**To do:** Would you please copy each line below that includes the string "icon"?

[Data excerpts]
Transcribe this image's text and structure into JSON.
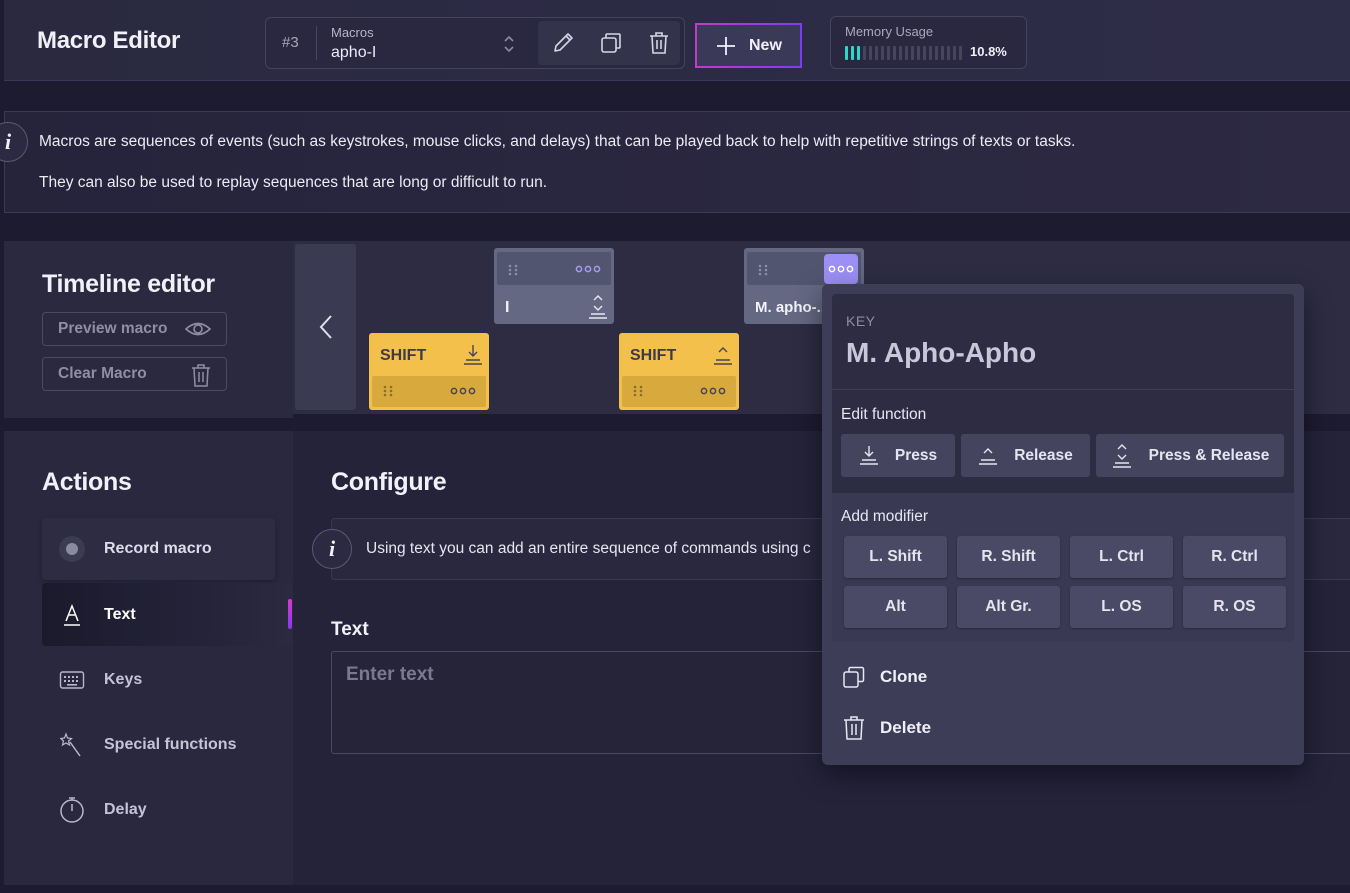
{
  "header": {
    "title": "Macro Editor",
    "macro_number": "#3",
    "macro_label": "Macros",
    "macro_value": "apho-I",
    "new_label": "New",
    "memory_label": "Memory Usage",
    "memory_value": "10.8%",
    "memory_fraction": 0.108
  },
  "info": {
    "icon": "i",
    "line1": "Macros are sequences of events (such as keystrokes, mouse clicks, and delays) that can be played back to help with repetitive strings of texts or tasks.",
    "line2": "They can also be used to replay sequences that are long or difficult to run."
  },
  "timeline": {
    "title": "Timeline editor",
    "preview_label": "Preview macro",
    "clear_label": "Clear Macro",
    "blocks": [
      {
        "label": "I",
        "kind": "key"
      },
      {
        "label": "M. apho-...",
        "kind": "key"
      },
      {
        "label": "SHIFT",
        "kind": "modifier-press"
      },
      {
        "label": "SHIFT",
        "kind": "modifier-release"
      }
    ]
  },
  "actions": {
    "title": "Actions",
    "items": [
      {
        "label": "Record macro",
        "icon": "record-icon"
      },
      {
        "label": "Text",
        "icon": "text-icon"
      },
      {
        "label": "Keys",
        "icon": "keyboard-icon"
      },
      {
        "label": "Special functions",
        "icon": "magic-wand-icon"
      },
      {
        "label": "Delay",
        "icon": "stopwatch-icon"
      }
    ]
  },
  "configure": {
    "title": "Configure",
    "info_text": "Using text you can add an entire sequence of commands using c",
    "text_label": "Text",
    "text_placeholder": "Enter text"
  },
  "popup": {
    "key_label": "KEY",
    "key_name": "M. Apho-Apho",
    "edit_function_label": "Edit function",
    "functions": [
      "Press",
      "Release",
      "Press & Release"
    ],
    "add_modifier_label": "Add modifier",
    "modifiers": [
      "L. Shift",
      "R. Shift",
      "L. Ctrl",
      "R. Ctrl",
      "Alt",
      "Alt Gr.",
      "L. OS",
      "R. OS"
    ],
    "clone_label": "Clone",
    "delete_label": "Delete"
  },
  "colors": {
    "accent_pink": "#c43ac9",
    "accent_purple": "#7e3cf2",
    "memory_on": "#2fd5c6",
    "block_yellow": "#f3c14b",
    "block_gray": "#646883",
    "selected_dots": "#9c8ff5"
  }
}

**Answer for this exercise:**
    "icon": "i",
        "icon": "record-icon"
        "icon": "text-icon"
        "icon": "keyboard-icon"
        "icon": "magic-wand-icon"
        "icon": "stopwatch-icon"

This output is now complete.